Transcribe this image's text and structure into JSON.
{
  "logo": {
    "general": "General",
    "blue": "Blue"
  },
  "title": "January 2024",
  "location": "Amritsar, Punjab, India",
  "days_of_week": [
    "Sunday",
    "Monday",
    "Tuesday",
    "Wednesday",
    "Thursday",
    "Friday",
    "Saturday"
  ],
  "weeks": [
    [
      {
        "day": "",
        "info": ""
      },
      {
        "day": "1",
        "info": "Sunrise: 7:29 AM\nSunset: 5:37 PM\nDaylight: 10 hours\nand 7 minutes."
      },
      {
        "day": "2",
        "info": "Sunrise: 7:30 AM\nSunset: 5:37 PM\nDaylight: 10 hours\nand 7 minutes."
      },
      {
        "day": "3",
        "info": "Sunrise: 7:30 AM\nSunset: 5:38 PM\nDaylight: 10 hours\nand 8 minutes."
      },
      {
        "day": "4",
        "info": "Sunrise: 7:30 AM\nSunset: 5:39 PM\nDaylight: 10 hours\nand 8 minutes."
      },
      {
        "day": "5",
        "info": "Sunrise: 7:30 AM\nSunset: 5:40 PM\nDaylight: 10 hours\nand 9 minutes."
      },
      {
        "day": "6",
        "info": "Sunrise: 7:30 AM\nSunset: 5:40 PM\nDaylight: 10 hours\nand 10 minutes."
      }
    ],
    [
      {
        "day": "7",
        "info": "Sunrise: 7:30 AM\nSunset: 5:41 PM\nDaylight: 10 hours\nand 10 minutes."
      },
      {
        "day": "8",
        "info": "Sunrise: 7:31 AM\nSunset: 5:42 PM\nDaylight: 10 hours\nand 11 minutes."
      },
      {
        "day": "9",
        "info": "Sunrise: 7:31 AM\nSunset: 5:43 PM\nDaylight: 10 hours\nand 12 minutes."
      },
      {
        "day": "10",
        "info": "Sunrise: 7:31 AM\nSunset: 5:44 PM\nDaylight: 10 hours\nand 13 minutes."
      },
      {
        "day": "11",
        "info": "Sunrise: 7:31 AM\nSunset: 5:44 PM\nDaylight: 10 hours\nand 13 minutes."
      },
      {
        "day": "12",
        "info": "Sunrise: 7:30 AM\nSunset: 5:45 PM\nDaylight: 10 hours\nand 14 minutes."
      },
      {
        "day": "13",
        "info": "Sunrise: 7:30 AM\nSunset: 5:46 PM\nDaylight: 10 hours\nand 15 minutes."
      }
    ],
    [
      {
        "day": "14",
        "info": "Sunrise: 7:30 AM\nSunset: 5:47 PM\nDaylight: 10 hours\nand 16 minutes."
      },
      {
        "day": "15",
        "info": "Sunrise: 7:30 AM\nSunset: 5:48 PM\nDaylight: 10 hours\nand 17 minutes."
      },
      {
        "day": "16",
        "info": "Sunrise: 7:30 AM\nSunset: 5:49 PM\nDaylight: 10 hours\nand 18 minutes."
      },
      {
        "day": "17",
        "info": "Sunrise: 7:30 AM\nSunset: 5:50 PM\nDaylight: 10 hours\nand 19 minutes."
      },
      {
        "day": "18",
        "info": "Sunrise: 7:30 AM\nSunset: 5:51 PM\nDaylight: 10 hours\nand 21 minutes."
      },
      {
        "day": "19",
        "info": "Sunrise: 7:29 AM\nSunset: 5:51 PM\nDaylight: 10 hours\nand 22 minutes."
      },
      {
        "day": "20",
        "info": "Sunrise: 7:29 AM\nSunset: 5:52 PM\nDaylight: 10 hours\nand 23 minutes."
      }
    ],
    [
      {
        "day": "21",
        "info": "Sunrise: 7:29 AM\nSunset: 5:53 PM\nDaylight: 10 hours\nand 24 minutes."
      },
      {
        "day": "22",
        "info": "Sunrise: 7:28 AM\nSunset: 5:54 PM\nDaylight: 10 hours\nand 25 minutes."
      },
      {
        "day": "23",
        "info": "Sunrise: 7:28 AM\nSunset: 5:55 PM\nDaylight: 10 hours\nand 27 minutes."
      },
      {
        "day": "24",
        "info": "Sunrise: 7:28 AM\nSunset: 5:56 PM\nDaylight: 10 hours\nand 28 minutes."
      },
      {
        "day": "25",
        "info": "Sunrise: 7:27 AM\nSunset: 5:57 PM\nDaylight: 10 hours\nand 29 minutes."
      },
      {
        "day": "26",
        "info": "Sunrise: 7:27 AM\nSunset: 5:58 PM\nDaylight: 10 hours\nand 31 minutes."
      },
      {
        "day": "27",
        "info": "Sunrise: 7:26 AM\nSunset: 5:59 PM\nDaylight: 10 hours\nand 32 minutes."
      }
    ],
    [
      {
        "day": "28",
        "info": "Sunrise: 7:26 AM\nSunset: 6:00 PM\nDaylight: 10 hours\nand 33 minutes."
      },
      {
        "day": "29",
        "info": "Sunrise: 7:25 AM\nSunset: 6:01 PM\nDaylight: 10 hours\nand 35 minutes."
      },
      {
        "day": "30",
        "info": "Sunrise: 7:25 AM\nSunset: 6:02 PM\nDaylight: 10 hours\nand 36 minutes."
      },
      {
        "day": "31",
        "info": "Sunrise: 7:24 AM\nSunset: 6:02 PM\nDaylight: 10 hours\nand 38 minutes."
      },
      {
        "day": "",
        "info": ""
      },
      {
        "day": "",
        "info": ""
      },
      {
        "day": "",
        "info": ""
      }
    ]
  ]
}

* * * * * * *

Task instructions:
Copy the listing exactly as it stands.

The completed task:
Transcribe this image's text and structure into JSON.
{
  "logo": {
    "general": "General",
    "blue": "Blue"
  },
  "title": "January 2024",
  "location": "Amritsar, Punjab, India",
  "days_of_week": [
    "Sunday",
    "Monday",
    "Tuesday",
    "Wednesday",
    "Thursday",
    "Friday",
    "Saturday"
  ],
  "weeks": [
    [
      {
        "day": "",
        "info": ""
      },
      {
        "day": "1",
        "info": "Sunrise: 7:29 AM\nSunset: 5:37 PM\nDaylight: 10 hours\nand 7 minutes."
      },
      {
        "day": "2",
        "info": "Sunrise: 7:30 AM\nSunset: 5:37 PM\nDaylight: 10 hours\nand 7 minutes."
      },
      {
        "day": "3",
        "info": "Sunrise: 7:30 AM\nSunset: 5:38 PM\nDaylight: 10 hours\nand 8 minutes."
      },
      {
        "day": "4",
        "info": "Sunrise: 7:30 AM\nSunset: 5:39 PM\nDaylight: 10 hours\nand 8 minutes."
      },
      {
        "day": "5",
        "info": "Sunrise: 7:30 AM\nSunset: 5:40 PM\nDaylight: 10 hours\nand 9 minutes."
      },
      {
        "day": "6",
        "info": "Sunrise: 7:30 AM\nSunset: 5:40 PM\nDaylight: 10 hours\nand 10 minutes."
      }
    ],
    [
      {
        "day": "7",
        "info": "Sunrise: 7:30 AM\nSunset: 5:41 PM\nDaylight: 10 hours\nand 10 minutes."
      },
      {
        "day": "8",
        "info": "Sunrise: 7:31 AM\nSunset: 5:42 PM\nDaylight: 10 hours\nand 11 minutes."
      },
      {
        "day": "9",
        "info": "Sunrise: 7:31 AM\nSunset: 5:43 PM\nDaylight: 10 hours\nand 12 minutes."
      },
      {
        "day": "10",
        "info": "Sunrise: 7:31 AM\nSunset: 5:44 PM\nDaylight: 10 hours\nand 13 minutes."
      },
      {
        "day": "11",
        "info": "Sunrise: 7:31 AM\nSunset: 5:44 PM\nDaylight: 10 hours\nand 13 minutes."
      },
      {
        "day": "12",
        "info": "Sunrise: 7:30 AM\nSunset: 5:45 PM\nDaylight: 10 hours\nand 14 minutes."
      },
      {
        "day": "13",
        "info": "Sunrise: 7:30 AM\nSunset: 5:46 PM\nDaylight: 10 hours\nand 15 minutes."
      }
    ],
    [
      {
        "day": "14",
        "info": "Sunrise: 7:30 AM\nSunset: 5:47 PM\nDaylight: 10 hours\nand 16 minutes."
      },
      {
        "day": "15",
        "info": "Sunrise: 7:30 AM\nSunset: 5:48 PM\nDaylight: 10 hours\nand 17 minutes."
      },
      {
        "day": "16",
        "info": "Sunrise: 7:30 AM\nSunset: 5:49 PM\nDaylight: 10 hours\nand 18 minutes."
      },
      {
        "day": "17",
        "info": "Sunrise: 7:30 AM\nSunset: 5:50 PM\nDaylight: 10 hours\nand 19 minutes."
      },
      {
        "day": "18",
        "info": "Sunrise: 7:30 AM\nSunset: 5:51 PM\nDaylight: 10 hours\nand 21 minutes."
      },
      {
        "day": "19",
        "info": "Sunrise: 7:29 AM\nSunset: 5:51 PM\nDaylight: 10 hours\nand 22 minutes."
      },
      {
        "day": "20",
        "info": "Sunrise: 7:29 AM\nSunset: 5:52 PM\nDaylight: 10 hours\nand 23 minutes."
      }
    ],
    [
      {
        "day": "21",
        "info": "Sunrise: 7:29 AM\nSunset: 5:53 PM\nDaylight: 10 hours\nand 24 minutes."
      },
      {
        "day": "22",
        "info": "Sunrise: 7:28 AM\nSunset: 5:54 PM\nDaylight: 10 hours\nand 25 minutes."
      },
      {
        "day": "23",
        "info": "Sunrise: 7:28 AM\nSunset: 5:55 PM\nDaylight: 10 hours\nand 27 minutes."
      },
      {
        "day": "24",
        "info": "Sunrise: 7:28 AM\nSunset: 5:56 PM\nDaylight: 10 hours\nand 28 minutes."
      },
      {
        "day": "25",
        "info": "Sunrise: 7:27 AM\nSunset: 5:57 PM\nDaylight: 10 hours\nand 29 minutes."
      },
      {
        "day": "26",
        "info": "Sunrise: 7:27 AM\nSunset: 5:58 PM\nDaylight: 10 hours\nand 31 minutes."
      },
      {
        "day": "27",
        "info": "Sunrise: 7:26 AM\nSunset: 5:59 PM\nDaylight: 10 hours\nand 32 minutes."
      }
    ],
    [
      {
        "day": "28",
        "info": "Sunrise: 7:26 AM\nSunset: 6:00 PM\nDaylight: 10 hours\nand 33 minutes."
      },
      {
        "day": "29",
        "info": "Sunrise: 7:25 AM\nSunset: 6:01 PM\nDaylight: 10 hours\nand 35 minutes."
      },
      {
        "day": "30",
        "info": "Sunrise: 7:25 AM\nSunset: 6:02 PM\nDaylight: 10 hours\nand 36 minutes."
      },
      {
        "day": "31",
        "info": "Sunrise: 7:24 AM\nSunset: 6:02 PM\nDaylight: 10 hours\nand 38 minutes."
      },
      {
        "day": "",
        "info": ""
      },
      {
        "day": "",
        "info": ""
      },
      {
        "day": "",
        "info": ""
      }
    ]
  ]
}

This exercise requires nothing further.